House Bill 2003 requires cities with over 10,000 people create a Housing Production Strategy (HPS) within a year of adopting their Housing Capacity Analysis (HCA). The HPS contains specific and meaningful plans, tools, actions, and policies to address housing needs identified in the HCA, along with a timeline for adopting and executing each strategy. The Department of Land Conservation and Development (DLCD) will review and approve each city's HPS to ensure it effectively meets housing needs, encourages necessary housing production, and promotes fair and equitable housing outcomes.
Cities must evaluate their HPS progress and effectiveness at a mid-term checkpoint, occurring every 3 or 4 years based on their HCA schedule. This assessment helps identify successful strategies, areas for improvement, and course corrections to ensure all housing needs are met.

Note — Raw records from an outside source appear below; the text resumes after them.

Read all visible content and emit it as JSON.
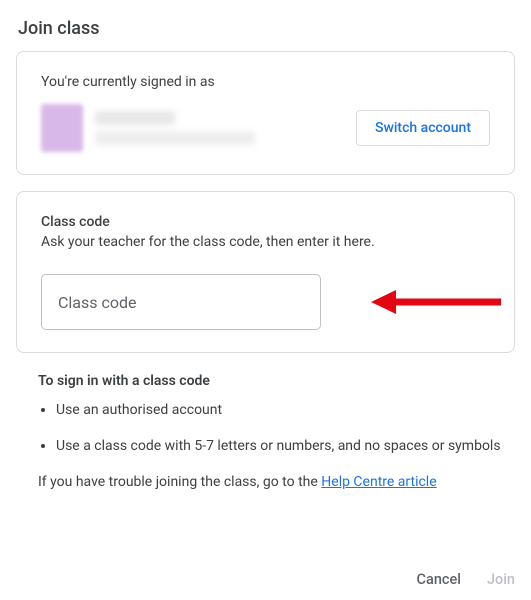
{
  "title": "Join class",
  "account_card": {
    "signed_in_text": "You're currently signed in as",
    "switch_label": "Switch account"
  },
  "class_code_card": {
    "label": "Class code",
    "desc": "Ask your teacher for the class code, then enter it here.",
    "placeholder": "Class code"
  },
  "info": {
    "title": "To sign in with a class code",
    "items": [
      "Use an authorised account",
      "Use a class code with 5-7 letters or numbers, and no spaces or symbols"
    ],
    "trouble_prefix": "If you have trouble joining the class, go to the ",
    "help_link": "Help Centre article"
  },
  "footer": {
    "cancel": "Cancel",
    "join": "Join"
  }
}
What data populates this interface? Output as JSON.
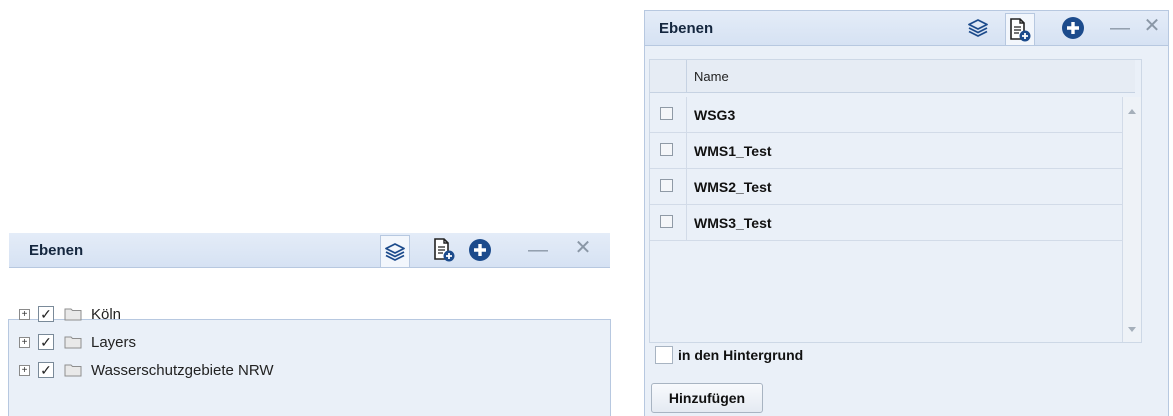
{
  "colors": {
    "header_bg": "#d6e2f3",
    "panel_bg": "#eaf0f8",
    "accent_icon": "#1c4b8c"
  },
  "left_panel": {
    "title": "Ebenen",
    "tools": [
      "layers-icon",
      "add-document-icon",
      "plus-circle-icon",
      "minimize-icon",
      "close-icon"
    ],
    "tree": [
      {
        "label": "Köln",
        "checked": true,
        "expander": "+"
      },
      {
        "label": "Layers",
        "checked": true,
        "expander": "+"
      },
      {
        "label": "Wasserschutzgebiete NRW",
        "checked": true,
        "expander": "+"
      }
    ]
  },
  "right_panel": {
    "title": "Ebenen",
    "tools": [
      "layers-icon",
      "add-document-icon",
      "plus-circle-icon",
      "minimize-icon",
      "close-icon"
    ],
    "grid": {
      "column_header": "Name",
      "rows": [
        {
          "name": "WSG3",
          "checked": false
        },
        {
          "name": "WMS1_Test",
          "checked": false
        },
        {
          "name": "WMS2_Test",
          "checked": false
        },
        {
          "name": "WMS3_Test",
          "checked": false
        }
      ]
    },
    "background_option": "in den Hintergrund",
    "add_button": "Hinzufügen"
  }
}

In 2020, DLCD developed rules to assist cities in complying with House Bill 2003 (2019). These rules define the necessary components for a HPS report and set criteria for cities that fail to meet their housing needs. You can find these rules on the Secretary of State website (OAR 660-008-0045 through -0070).
To support cities, DLCD collected a list of example actions through crowd-sourcing. These examples provide ideas for cities to promote housing development within their jurisdictions.
The list of example strategies can be found as an attachment to OAR 660-008-0050, or at the following link:
To learn more about the rulemaking process including past meeting materials and summaries, visit the
Housing Rulemaking web page.
DLCD and Lisa Bates, Ph.D., and researcher Seyoung Sung, Ph.D., partnered to create an Anti-Displacement and Gentrification Toolkit. This resource helps cities as they work on their HPS by guiding them in pursuing housing development while preventing displacement.
The toolkit provides a step-by-step approach for practitioners to analyze and understand the gentrification and displacement dynamics in their communities. It enables them to identify the right housing production strategies to stabilize these communities.
Provide Your Input on Housing Production Strategies
DLCD follows a transparent process before making a final decision on approving or remanding an adopted Housing Production Strategy (HPS). They allow the public to provide feedback on the HPS reports during a 45-day public comment period.
Currently, DLCD is seeking public comment on the following HPS reports. Public comments may be submitted via email to
Please continue to visit this page frequently. Information will be updated as local governments continue to implement House Bill 2003.
If you would like to receive email updates on DLCD housing work, sign up to the Housing GovDelivery list.
Local planners should contact their DLCD
Regional Representative for more information.